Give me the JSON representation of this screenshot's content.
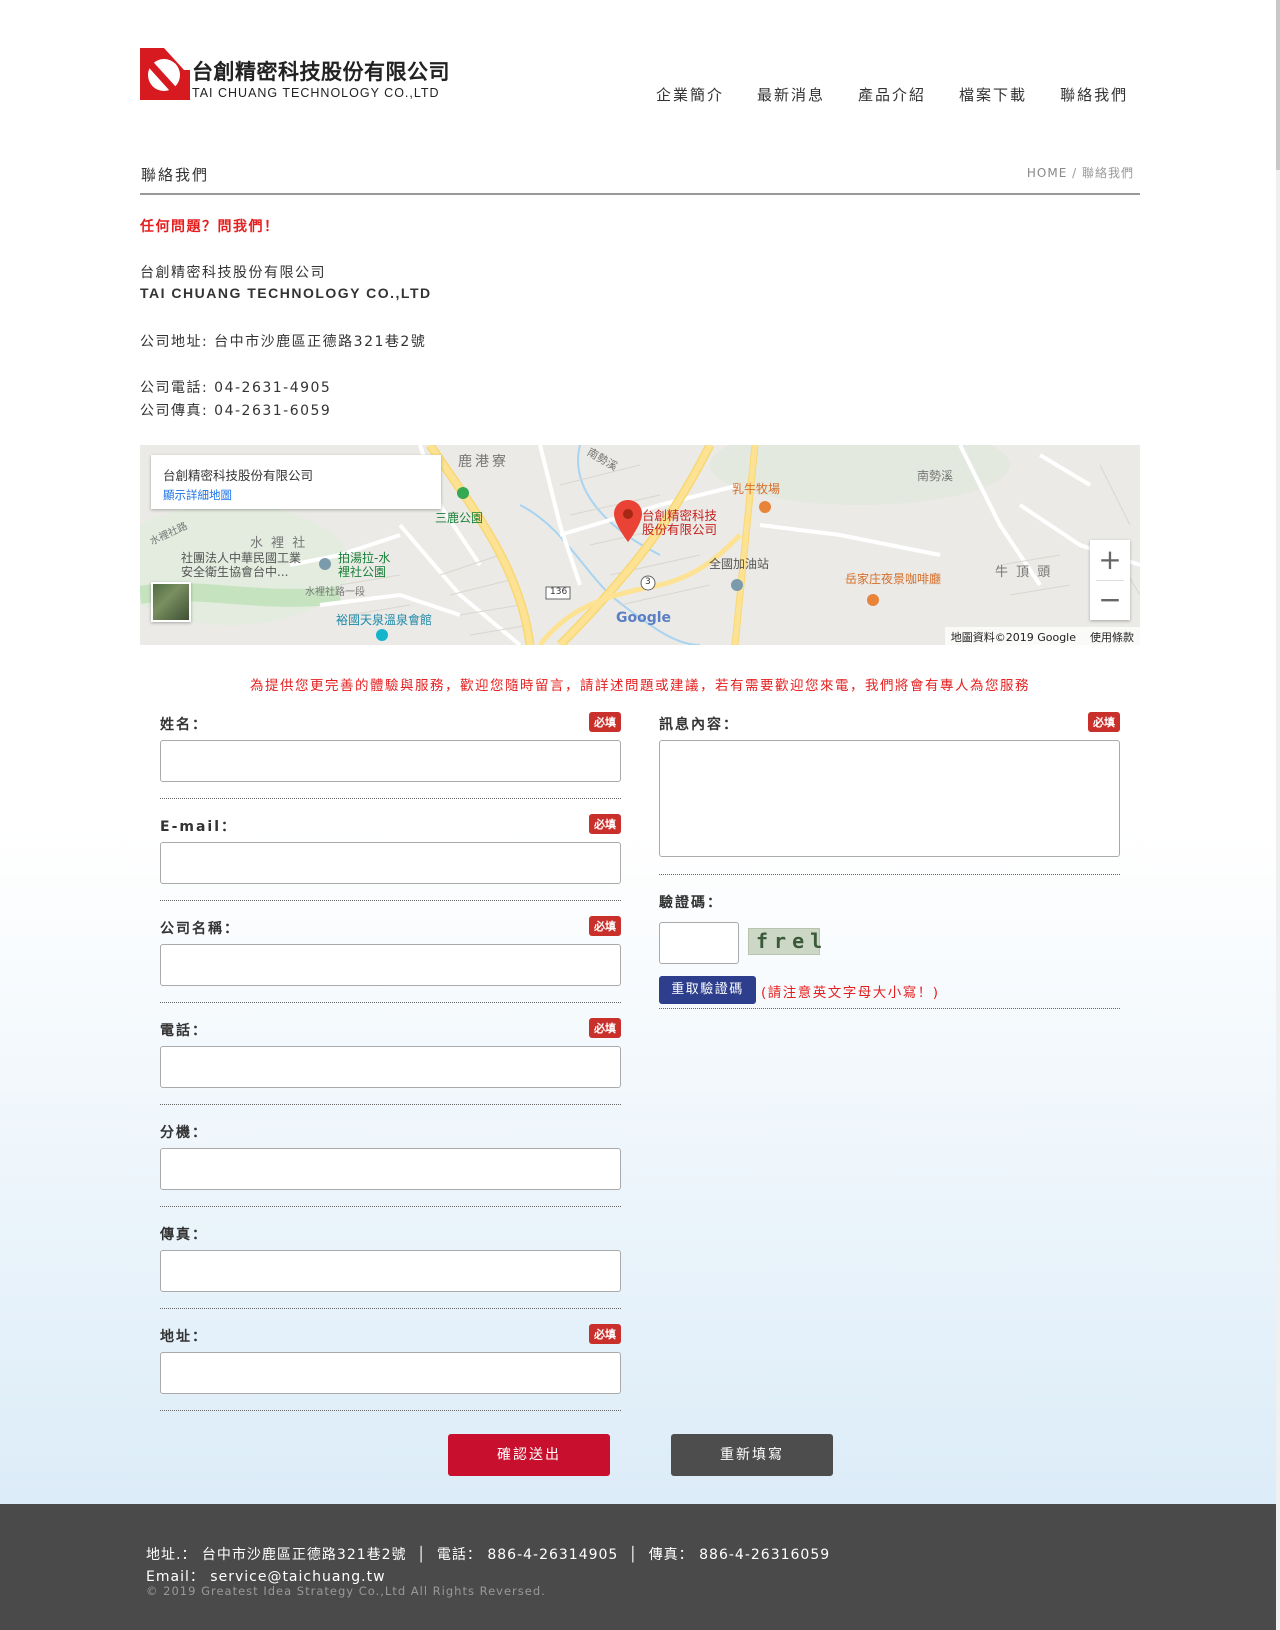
{
  "header": {
    "logo_cn": "台創精密科技股份有限公司",
    "logo_en": "TAI CHUANG TECHNOLOGY CO.,LTD",
    "nav": [
      "企業簡介",
      "最新消息",
      "產品介紹",
      "檔案下載",
      "聯絡我們"
    ]
  },
  "page": {
    "title": "聯絡我們",
    "breadcrumb_home": "HOME",
    "breadcrumb_sep": "/",
    "breadcrumb_current": "聯絡我們"
  },
  "contact": {
    "ask": "任何問題？問我們！",
    "company_cn": "台創精密科技股份有限公司",
    "company_en": "TAI CHUANG TECHNOLOGY CO.,LTD",
    "address": "公司地址: 台中市沙鹿區正德路321巷2號",
    "phone": "公司電話: 04-2631-4905",
    "fax": "公司傳真: 04-2631-6059"
  },
  "map": {
    "card_title": "台創精密科技股份有限公司",
    "card_link": "顯示詳細地圖",
    "pin_label_1": "台創精密科技",
    "pin_label_2": "股份有限公司",
    "labels": {
      "lugang": "鹿港寮",
      "nanshi": "南勢溪",
      "nanshi2": "南勢溪",
      "milk": "乳牛牧場",
      "sanlu": "三鹿公園",
      "shuili": "水 裡 社",
      "shuili_road": "水裡社路",
      "assoc1": "社團法人中華民國工業",
      "assoc2": "安全衛生協會台中...",
      "pat1": "拍湯拉-水",
      "pat2": "裡社公園",
      "station": "全國加油站",
      "cafe": "岳家庄夜景咖啡廳",
      "niuding": "牛 頂 頭",
      "yuguo": "裕國天泉溫泉會館",
      "shuili_rd1": "水裡社路一段",
      "route136": "136",
      "route3": "3"
    },
    "zoom_in": "+",
    "zoom_out": "−",
    "google": "Google",
    "data_credit": "地圖資料©2019 Google",
    "terms": "使用條款"
  },
  "note": "為提供您更完善的體驗與服務，歡迎您隨時留言，請詳述問題或建議，若有需要歡迎您來電，我們將會有專人為您服務",
  "form": {
    "required": "必填",
    "name": "姓名：",
    "email": "E-mail：",
    "company": "公司名稱：",
    "tel": "電話：",
    "ext": "分機：",
    "fax": "傳真：",
    "address": "地址：",
    "message": "訊息內容：",
    "captcha": "驗證碼：",
    "captcha_text": "frel",
    "refresh": "重取驗證碼",
    "case_note": "(請注意英文字母大小寫！)",
    "submit": "確認送出",
    "reset": "重新填寫"
  },
  "footer": {
    "address_label": "地址.：",
    "address": "台中市沙鹿區正德路321巷2號",
    "phone_label": "電話：",
    "phone": "886-4-26314905",
    "fax_label": "傳真：",
    "fax": "886-4-26316059",
    "email_label": "Email：",
    "email": "service@taichuang.tw",
    "copyright": "© 2019 Greatest Idea Strategy Co.,Ltd All Rights Reversed."
  },
  "colors": {
    "accent_red": "#e51f1f",
    "brand_red": "#c8102e",
    "button_blue": "#2d3e8d",
    "footer_bg": "#4a4a4a"
  }
}
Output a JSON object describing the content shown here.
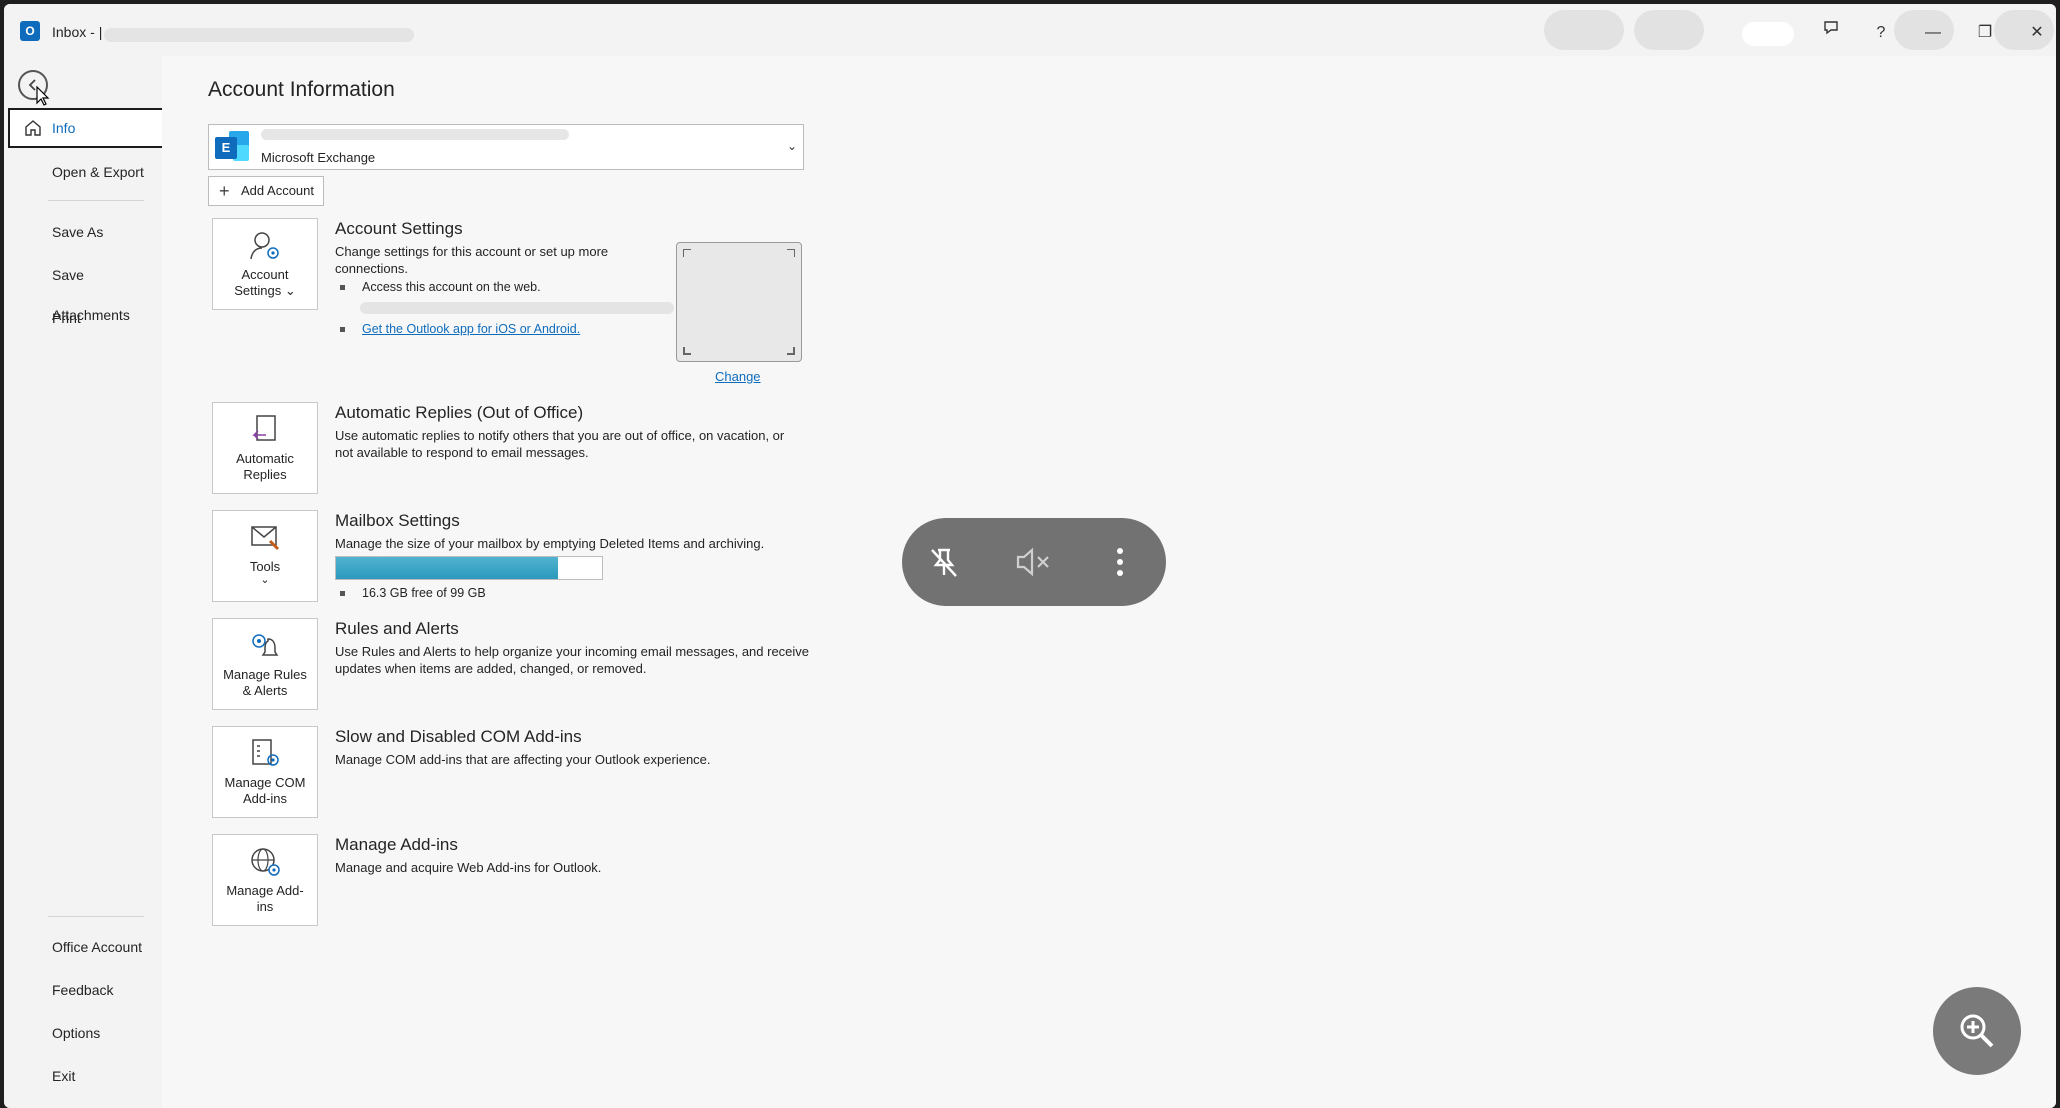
{
  "window": {
    "title": "Inbox - |",
    "minimize": "—",
    "restore": "❐",
    "close": "✕",
    "help": "?"
  },
  "sidebar": {
    "items": [
      {
        "label": "Info"
      },
      {
        "label": "Open & Export"
      },
      {
        "label": "Save As"
      },
      {
        "label": "Save Attachments"
      },
      {
        "label": "Print"
      },
      {
        "label": "Office Account"
      },
      {
        "label": "Feedback"
      },
      {
        "label": "Options"
      },
      {
        "label": "Exit"
      }
    ]
  },
  "main": {
    "title": "Account Information",
    "account": {
      "type": "Microsoft Exchange",
      "logo_letter": "E",
      "chevron": "⌄"
    },
    "add_account": "Add Account",
    "account_settings": {
      "tile_label": "Account Settings ⌄",
      "title": "Account Settings",
      "desc": "Change settings for this account or set up more connections.",
      "bullet1": "Access this account on the web.",
      "link": "Get the Outlook app for iOS or Android.",
      "change": "Change"
    },
    "auto_replies": {
      "tile_label": "Automatic Replies",
      "title": "Automatic Replies (Out of Office)",
      "desc": "Use automatic replies to notify others that you are out of office, on vacation, or not available to respond to email messages."
    },
    "mailbox": {
      "tile_label": "Tools",
      "tile_chevron": "⌄",
      "title": "Mailbox Settings",
      "desc": "Manage the size of your mailbox by emptying Deleted Items and archiving.",
      "usage_fraction": 0.835,
      "free_text": "16.3 GB free of 99 GB"
    },
    "rules": {
      "tile_label": "Manage Rules & Alerts",
      "title": "Rules and Alerts",
      "desc": "Use Rules and Alerts to help organize your incoming email messages, and receive updates when items are added, changed, or removed."
    },
    "com_addins": {
      "tile_label": "Manage COM Add-ins",
      "title": "Slow and Disabled COM Add-ins",
      "desc": "Manage COM add-ins that are affecting your Outlook experience."
    },
    "addins": {
      "tile_label": "Manage Add-ins",
      "title": "Manage Add-ins",
      "desc": "Manage and acquire Web Add-ins for Outlook."
    }
  },
  "colors": {
    "accent": "#0f6cbd",
    "progress": "#2b98bd"
  }
}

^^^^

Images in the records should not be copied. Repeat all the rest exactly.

Give me the JSON representation of this screenshot's content.
{
  "header": {
    "logo_cn": "台創精密科技股份有限公司",
    "logo_en": "TAI CHUANG TECHNOLOGY CO.,LTD",
    "nav": [
      "企業簡介",
      "最新消息",
      "產品介紹",
      "檔案下載",
      "聯絡我們"
    ]
  },
  "page": {
    "title": "聯絡我們",
    "breadcrumb_home": "HOME",
    "breadcrumb_sep": "/",
    "breadcrumb_current": "聯絡我們"
  },
  "contact": {
    "ask": "任何問題？問我們！",
    "company_cn": "台創精密科技股份有限公司",
    "company_en": "TAI CHUANG TECHNOLOGY CO.,LTD",
    "address": "公司地址: 台中市沙鹿區正德路321巷2號",
    "phone": "公司電話: 04-2631-4905",
    "fax": "公司傳真: 04-2631-6059"
  },
  "map": {
    "card_title": "台創精密科技股份有限公司",
    "card_link": "顯示詳細地圖",
    "pin_label_1": "台創精密科技",
    "pin_label_2": "股份有限公司",
    "labels": {
      "lugang": "鹿港寮",
      "nanshi": "南勢溪",
      "nanshi2": "南勢溪",
      "milk": "乳牛牧場",
      "sanlu": "三鹿公園",
      "shuili": "水 裡 社",
      "shuili_road": "水裡社路",
      "assoc1": "社團法人中華民國工業",
      "assoc2": "安全衛生協會台中...",
      "pat1": "拍湯拉-水",
      "pat2": "裡社公園",
      "station": "全國加油站",
      "cafe": "岳家庄夜景咖啡廳",
      "niuding": "牛 頂 頭",
      "yuguo": "裕國天泉溫泉會館",
      "shuili_rd1": "水裡社路一段",
      "route136": "136",
      "route3": "3"
    },
    "zoom_in": "+",
    "zoom_out": "−",
    "google": "Google",
    "data_credit": "地圖資料©2019 Google",
    "terms": "使用條款"
  },
  "note": "為提供您更完善的體驗與服務，歡迎您隨時留言，請詳述問題或建議，若有需要歡迎您來電，我們將會有專人為您服務",
  "form": {
    "required": "必填",
    "name": "姓名：",
    "email": "E-mail：",
    "company": "公司名稱：",
    "tel": "電話：",
    "ext": "分機：",
    "fax": "傳真：",
    "address": "地址：",
    "message": "訊息內容：",
    "captcha": "驗證碼：",
    "captcha_text": "frel",
    "refresh": "重取驗證碼",
    "case_note": "(請注意英文字母大小寫！)",
    "submit": "確認送出",
    "reset": "重新填寫"
  },
  "footer": {
    "address_label": "地址.：",
    "address": "台中市沙鹿區正德路321巷2號",
    "phone_label": "電話：",
    "phone": "886-4-26314905",
    "fax_label": "傳真：",
    "fax": "886-4-26316059",
    "email_label": "Email：",
    "email": "service@taichuang.tw",
    "copyright": "© 2019 Greatest Idea Strategy Co.,Ltd All Rights Reversed."
  },
  "colors": {
    "accent_red": "#e51f1f",
    "brand_red": "#c8102e",
    "button_blue": "#2d3e8d",
    "footer_bg": "#4a4a4a"
  }
}
Output a JSON object describing the content shown here.
{
  "window": {
    "title": "Inbox - |",
    "minimize": "—",
    "restore": "❐",
    "close": "✕",
    "help": "?"
  },
  "sidebar": {
    "items": [
      {
        "label": "Info"
      },
      {
        "label": "Open & Export"
      },
      {
        "label": "Save As"
      },
      {
        "label": "Save Attachments"
      },
      {
        "label": "Print"
      },
      {
        "label": "Office Account"
      },
      {
        "label": "Feedback"
      },
      {
        "label": "Options"
      },
      {
        "label": "Exit"
      }
    ]
  },
  "main": {
    "title": "Account Information",
    "account": {
      "type": "Microsoft Exchange",
      "logo_letter": "E",
      "chevron": "⌄"
    },
    "add_account": "Add Account",
    "account_settings": {
      "tile_label": "Account Settings ⌄",
      "title": "Account Settings",
      "desc": "Change settings for this account or set up more connections.",
      "bullet1": "Access this account on the web.",
      "link": "Get the Outlook app for iOS or Android.",
      "change": "Change"
    },
    "auto_replies": {
      "tile_label": "Automatic Replies",
      "title": "Automatic Replies (Out of Office)",
      "desc": "Use automatic replies to notify others that you are out of office, on vacation, or not available to respond to email messages."
    },
    "mailbox": {
      "tile_label": "Tools",
      "tile_chevron": "⌄",
      "title": "Mailbox Settings",
      "desc": "Manage the size of your mailbox by emptying Deleted Items and archiving.",
      "usage_fraction": 0.835,
      "free_text": "16.3 GB free of 99 GB"
    },
    "rules": {
      "tile_label": "Manage Rules & Alerts",
      "title": "Rules and Alerts",
      "desc": "Use Rules and Alerts to help organize your incoming email messages, and receive updates when items are added, changed, or removed."
    },
    "com_addins": {
      "tile_label": "Manage COM Add-ins",
      "title": "Slow and Disabled COM Add-ins",
      "desc": "Manage COM add-ins that are affecting your Outlook experience."
    },
    "addins": {
      "tile_label": "Manage Add-ins",
      "title": "Manage Add-ins",
      "desc": "Manage and acquire Web Add-ins for Outlook."
    }
  },
  "colors": {
    "accent": "#0f6cbd",
    "progress": "#2b98bd"
  }
}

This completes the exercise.